The publicly accessible discussion forum www.cibervalle.com presents a virtual meeting point for Paraguayans in nearly all parts of the world. Despite the initial anonymity of Cibervalle users to one another, to which Esther points in her above quoted post, over the years they have build a community based on solidarity and trust. The Forum was inititially nothing other than a functioning part of the interactive communication environment of a commercial Paraguayan web portal. The operating company set it up online and left it to its own devices. More or less accidentally, the as yet lifeless Forum was then discovered and occupied by the first Paraguayan Internet travellers.
The development of computer-mediated communication was still in the fledgling stages and broadband technology was not yet available when they began to settle down in Cibervalle. The technological requisites were still insufficient for establishing personal relationships, as pointed out by Esther’s statement.
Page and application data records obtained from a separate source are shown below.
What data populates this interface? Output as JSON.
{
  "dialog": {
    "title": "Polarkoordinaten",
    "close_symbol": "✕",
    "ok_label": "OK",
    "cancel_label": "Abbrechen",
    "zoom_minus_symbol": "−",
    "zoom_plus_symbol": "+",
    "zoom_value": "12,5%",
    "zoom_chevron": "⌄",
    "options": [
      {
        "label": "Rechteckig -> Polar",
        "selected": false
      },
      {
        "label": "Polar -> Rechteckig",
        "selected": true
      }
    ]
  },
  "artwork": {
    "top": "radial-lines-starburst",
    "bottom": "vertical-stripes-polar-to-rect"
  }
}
She is one of the first settlers in Cibervalle, who became part of a mutual learning process between advancing technologies and their everyday appropriation. The members of Cibervalle have not only been involved in several technological renovations of the electronic bulletin board. They have rather actively been shaping the evolution of social network sites (SNS), as they creatively exploit the system’s features so as to play with new forms of socializing and community building.
The communities' social life relies on cross-media architecture which joins the WWW-based public site and more private mediated forms of communication (like e-mailing, instant messaging and mobile phone use) with co-presence based encounters, so as to turn the former online discussion forum into a pioneer of social network sites (Greschke 2011). Cibervalle, in other words, not only exemplifies, what Madianou and Miller (2011) define as „polymedia“, that is an „integrated environment, within which users exploit contrasts within media to manage their relationships“ (55). Moreover, drawing from this case, we may assume that the innovative features of SNS, which are currently a subject of a legal controversy between Yahoo and Facebook, have been emerging in parallel in many communities of practice inhabiting techno-social environments, such as Cibervalle.
- Greschke, Heike Mónika. 2011. Make yourself at home in www.cibervalle.com - meanings of proximity and togetherness in the era of 'broadband society'. In: Fortunati, Leopoldina, Raul Pertierra & Jane Vincent (eds). Migrations, Diaspora and Information Technology in Global Societies, Routledge.
- Greschke, Heike Mónika. Is There a Home in Cyberspace? The Internet in Migrants' Everyday Life and the Emergence of Global Communities, Routledge (forthcoming).
- Madianou, Mirca & Daniel Miller. 2011. New Media and Migration. Transnational Families and Polymedia, Routledge.
Page last modified on 23 mar 12 11:34